• EXERCISE MATERIALS:
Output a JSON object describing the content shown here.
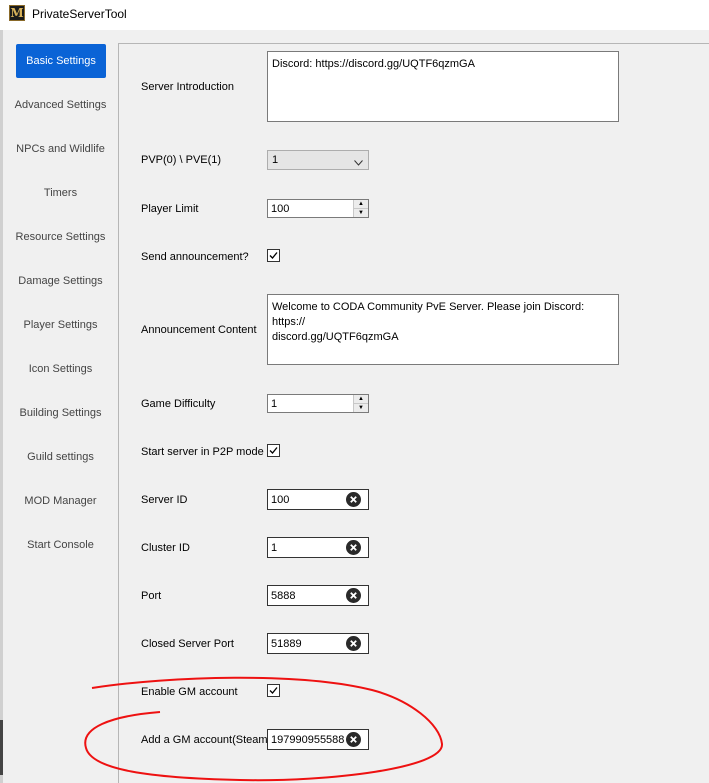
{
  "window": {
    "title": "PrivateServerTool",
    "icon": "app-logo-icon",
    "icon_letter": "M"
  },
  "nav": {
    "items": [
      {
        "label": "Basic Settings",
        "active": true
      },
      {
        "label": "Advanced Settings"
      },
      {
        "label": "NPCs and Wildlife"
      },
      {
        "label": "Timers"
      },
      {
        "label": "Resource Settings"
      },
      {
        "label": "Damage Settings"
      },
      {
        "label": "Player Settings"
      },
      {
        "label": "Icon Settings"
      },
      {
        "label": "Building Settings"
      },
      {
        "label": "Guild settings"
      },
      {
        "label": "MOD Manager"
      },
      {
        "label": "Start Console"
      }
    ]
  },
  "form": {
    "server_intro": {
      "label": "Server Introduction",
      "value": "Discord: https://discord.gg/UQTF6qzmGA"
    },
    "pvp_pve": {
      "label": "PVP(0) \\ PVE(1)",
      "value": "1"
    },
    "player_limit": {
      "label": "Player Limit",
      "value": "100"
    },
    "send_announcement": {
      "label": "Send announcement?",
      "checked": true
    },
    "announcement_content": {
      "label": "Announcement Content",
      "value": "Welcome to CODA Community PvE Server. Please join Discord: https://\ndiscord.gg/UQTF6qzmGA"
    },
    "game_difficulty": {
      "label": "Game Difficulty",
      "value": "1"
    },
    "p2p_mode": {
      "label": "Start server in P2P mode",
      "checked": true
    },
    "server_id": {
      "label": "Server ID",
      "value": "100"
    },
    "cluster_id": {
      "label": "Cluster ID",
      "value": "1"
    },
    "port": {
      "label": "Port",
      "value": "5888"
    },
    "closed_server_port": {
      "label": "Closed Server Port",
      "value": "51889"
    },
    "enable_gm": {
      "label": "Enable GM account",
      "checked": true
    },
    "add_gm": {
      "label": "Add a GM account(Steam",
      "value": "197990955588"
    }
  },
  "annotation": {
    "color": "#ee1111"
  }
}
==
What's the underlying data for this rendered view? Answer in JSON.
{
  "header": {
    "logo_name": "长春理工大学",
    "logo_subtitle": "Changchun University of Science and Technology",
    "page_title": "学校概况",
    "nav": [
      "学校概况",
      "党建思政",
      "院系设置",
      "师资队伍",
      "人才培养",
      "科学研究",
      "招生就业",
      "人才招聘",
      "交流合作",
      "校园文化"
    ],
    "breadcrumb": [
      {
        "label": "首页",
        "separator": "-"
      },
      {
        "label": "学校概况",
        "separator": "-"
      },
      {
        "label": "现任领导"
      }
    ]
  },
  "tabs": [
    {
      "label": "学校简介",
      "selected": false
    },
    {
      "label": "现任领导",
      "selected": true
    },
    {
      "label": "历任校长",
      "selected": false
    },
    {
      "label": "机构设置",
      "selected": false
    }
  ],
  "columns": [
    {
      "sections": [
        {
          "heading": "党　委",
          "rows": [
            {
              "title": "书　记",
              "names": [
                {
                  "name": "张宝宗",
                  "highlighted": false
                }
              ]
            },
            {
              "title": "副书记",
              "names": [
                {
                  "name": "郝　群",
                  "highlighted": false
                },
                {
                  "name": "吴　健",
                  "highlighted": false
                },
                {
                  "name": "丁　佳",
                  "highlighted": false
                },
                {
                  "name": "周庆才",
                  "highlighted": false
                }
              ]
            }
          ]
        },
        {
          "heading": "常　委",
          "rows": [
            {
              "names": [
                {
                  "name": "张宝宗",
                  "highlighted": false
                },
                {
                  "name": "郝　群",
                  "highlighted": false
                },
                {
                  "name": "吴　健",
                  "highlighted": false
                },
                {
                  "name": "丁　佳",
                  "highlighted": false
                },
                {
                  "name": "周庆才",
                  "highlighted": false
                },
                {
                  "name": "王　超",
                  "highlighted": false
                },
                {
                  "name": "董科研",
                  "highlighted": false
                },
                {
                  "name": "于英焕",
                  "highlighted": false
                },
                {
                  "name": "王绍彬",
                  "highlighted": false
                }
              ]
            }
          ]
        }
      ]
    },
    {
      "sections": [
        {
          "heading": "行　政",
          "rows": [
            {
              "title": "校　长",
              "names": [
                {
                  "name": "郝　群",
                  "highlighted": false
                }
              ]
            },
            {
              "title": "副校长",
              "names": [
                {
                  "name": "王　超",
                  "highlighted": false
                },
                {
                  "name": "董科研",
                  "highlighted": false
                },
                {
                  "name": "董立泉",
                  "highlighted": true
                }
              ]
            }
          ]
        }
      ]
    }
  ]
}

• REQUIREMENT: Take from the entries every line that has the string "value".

• YOUR SOLUTION:
      "value": "Discord: https://discord.gg/UQTF6qzmGA"
      "value": "1"
      "value": "100"
      "value": "Welcome to CODA Community PvE Server. Please join Discord: https://\ndiscord.gg/UQTF6qzmGA"
      "value": "1"
      "value": "100"
      "value": "1"
      "value": "5888"
      "value": "51889"
      "value": "197990955588"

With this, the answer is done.